The rain falls as if all the water on the earth was collected and then poured out onto this hot, dusty Nigerian village. Lightning flashes, filling the sky with a spider web of light and then the thunder rolls across the valleys and plains. The rain cleanses the air and the thirsty ground drinks in all it can, then leaves large puddles that quickly evaporate when the sun returns. It’s the rainy season in Nigeria and many other African nations. That’s a very good thing. I have been here when the earth is cracked and dry, and the air is full of dust. Very little grows and it’s hard to imagine that life is anything but difficult. When I was a child, I was used to people complaining about rain. It meant that picnics were cancelled, rivers overflowed, and if you were caught without an umbrella, your hair and clothing suffered. It seemed to me that it was a very good thing when the rain subsided and the birds began to sing again. My brothers and I would find the largest puddles in our neighborhood and, much to my mother’s dismay, float any stick we could find, wade up to our knees and eventually jump until we were soaked. Over the years I have come to love the rain and everything about it.
Scripture says, “it rains on the just and the unjust” and whether you see rain as a gift from God or a destructive force, both apply to every day life. If you live in the desert then rain is life. Without it, there is only dust and desolation. With it, the earth awakens and blooms. No matter who you are, what religion you follow or the deeds/misdeeds you’ve accomplished, the dark clouds and thunder are a promise of good things to come. So it is with God’s blessings. He provides for all His children and shows no favor, longing to have a relationship with every one of us. It gives Him pleasure to give us our hearts desire. Just as it is with blessings, we also suffer our own tragedies. The storms of life are common to one and all. Just when life blooms and grows, the floods come and wipe away much of what we’ve planted. It can sweep over us like a raging river, leaving its victim gasping for breath. One thing each of us knows to be true is that life can be difficult. If your faith is firmly grounded in Christ, you learn to sing through the storm. You find that each difficulty teaches a much-needed lesson and leaves you stronger. You learn to lean on the Author of life, instead of your own incomplete understanding. However you choose to look at rain, either as a blessing or one of life’s inconveniences, you cannot avoid it. Unless you were born in a cave and plan to never enter society, which means you wouldn’t be reading this anyway, you’re going to get caught in the rain. Let’s thank God for every good thing, and lean on Him when the storms of life rage around us. Bloom where you’ve been planted.

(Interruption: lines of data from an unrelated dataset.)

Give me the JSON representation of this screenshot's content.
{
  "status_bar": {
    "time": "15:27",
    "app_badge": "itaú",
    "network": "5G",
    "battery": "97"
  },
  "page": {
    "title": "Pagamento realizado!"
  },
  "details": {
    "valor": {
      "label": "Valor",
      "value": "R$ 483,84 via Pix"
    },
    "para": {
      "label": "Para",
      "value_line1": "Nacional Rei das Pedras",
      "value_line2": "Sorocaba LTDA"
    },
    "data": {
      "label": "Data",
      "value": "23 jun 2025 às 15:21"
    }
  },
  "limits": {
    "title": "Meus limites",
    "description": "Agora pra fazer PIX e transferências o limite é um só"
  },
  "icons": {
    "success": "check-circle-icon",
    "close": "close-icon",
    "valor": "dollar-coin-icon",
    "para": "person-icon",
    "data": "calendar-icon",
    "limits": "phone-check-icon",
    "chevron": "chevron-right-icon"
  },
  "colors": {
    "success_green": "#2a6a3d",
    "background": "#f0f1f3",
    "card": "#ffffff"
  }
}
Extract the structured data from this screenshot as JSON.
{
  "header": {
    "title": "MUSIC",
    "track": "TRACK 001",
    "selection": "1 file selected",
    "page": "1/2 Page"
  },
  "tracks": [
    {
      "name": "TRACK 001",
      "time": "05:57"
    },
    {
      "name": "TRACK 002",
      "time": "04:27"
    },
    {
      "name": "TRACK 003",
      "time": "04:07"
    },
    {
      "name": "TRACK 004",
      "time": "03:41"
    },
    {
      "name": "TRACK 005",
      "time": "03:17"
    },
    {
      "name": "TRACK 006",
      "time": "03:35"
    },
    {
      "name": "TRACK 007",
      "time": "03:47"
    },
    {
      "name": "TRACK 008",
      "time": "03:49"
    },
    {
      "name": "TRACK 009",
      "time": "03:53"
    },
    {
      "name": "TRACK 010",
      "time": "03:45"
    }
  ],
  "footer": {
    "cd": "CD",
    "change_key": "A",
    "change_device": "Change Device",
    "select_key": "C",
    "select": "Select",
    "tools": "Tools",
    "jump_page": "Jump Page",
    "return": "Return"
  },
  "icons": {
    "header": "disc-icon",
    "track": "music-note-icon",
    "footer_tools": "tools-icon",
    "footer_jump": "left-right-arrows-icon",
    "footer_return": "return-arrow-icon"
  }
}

Posted 6/9/12 at 6:10 AM | Heidi Doose
What does prayer mean to you? Is it simply a form of meditation? Perhaps a last ditch effort or plea when times are tough? Or is it an amazing and powerful connection between the Divine and mankind? I’m usually amazed when I hear the phrase, “all I can do is pray.” In my opinion, that’s the equivalent of “I’m sorry, all I have is this nuclear warhead to take into battle.” I have seen amazing things happen, things that can’t be explained away by science, but by faith alone that a prayer was answered. Prayer is powerful stuff! Jesus promises us if we ask for anything in His name, He will give it to us.
You may ask me for anything in my name, and I will do it.
In that day you will no longer ask me anything. Very truly I tell you, my Father will give you whatever you ask in my name.
Until now you have not asked for anything in my name. Ask and you will receive, and your joy will be complete.
Now, please don’t confuse Jesus and Santa. Promising to be good for a year and handing over a list of wants isn’t exactly where I’m going. But God knows the desires of our heart and right now, the desire of my heart is to somehow sit in first class as my husband and I fly overseas to Abuja, Nigeria. I have short legs that swing like a kindergartener’s when I sit in almost any seat. After sitting for hours, they hurt with an ache that isn’t easily remedied and my feet and toes swell like little sausages. In first class, there are wonderful recliners that have foot rests and passengers are able to stretch out. Ahh “sleep, perchance to dream…” FULL POST